▶ **ACTIVITY**:
Counting only lines that contain "your", how many are there in the records below? Give the figure alone.

▶ **MATERIAL TO PROCESS**:
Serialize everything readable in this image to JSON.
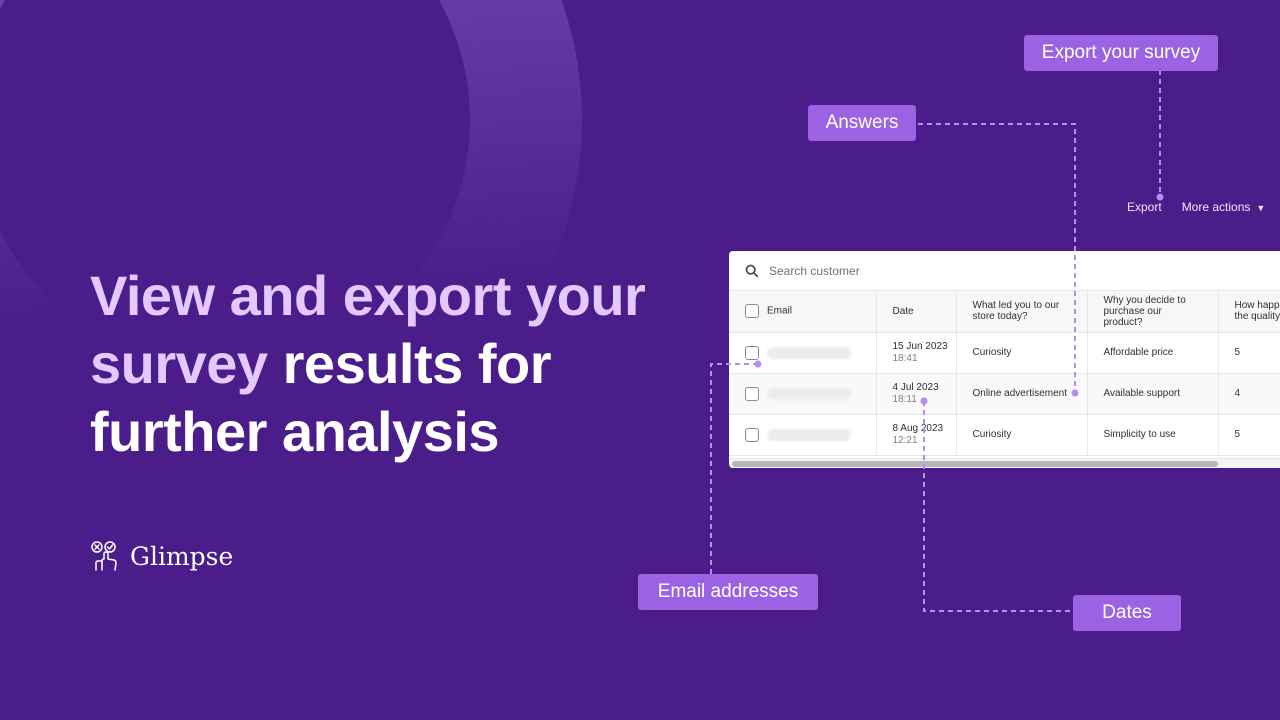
{
  "headline": {
    "light_part": "View and export your survey",
    "bold_part": "results for further analysis"
  },
  "brand": {
    "name": "Glimpse",
    "icon": "pointer-hand-icon"
  },
  "colors": {
    "background": "#4b1d8a",
    "accent": "#9b63e3",
    "headline_light": "#e3c9ff",
    "headline_bold": "#ffffff"
  },
  "callouts": {
    "export": "Export your survey",
    "answers": "Answers",
    "emails": "Email addresses",
    "dates": "Dates"
  },
  "actions": {
    "export_label": "Export",
    "more_actions_label": "More actions"
  },
  "table": {
    "search_placeholder": "Search customer",
    "columns": [
      "Email",
      "Date",
      "What led you to our store today?",
      "Why you decide to purchase our product?",
      "How happ the quality"
    ],
    "rows": [
      {
        "email": "",
        "date": "15 Jun 2023",
        "time": "18:41",
        "q1": "Curiosity",
        "q2": "Affordable price",
        "q3": "5"
      },
      {
        "email": "",
        "date": "4 Jul 2023",
        "time": "18:11",
        "q1": "Online advertisement",
        "q2": "Available support",
        "q3": "4"
      },
      {
        "email": "",
        "date": "8 Aug 2023",
        "time": "12:21",
        "q1": "Curiosity",
        "q2": "Simplicity to use",
        "q3": "5"
      }
    ]
  }
}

▶ **ANSWER SPACE**:
2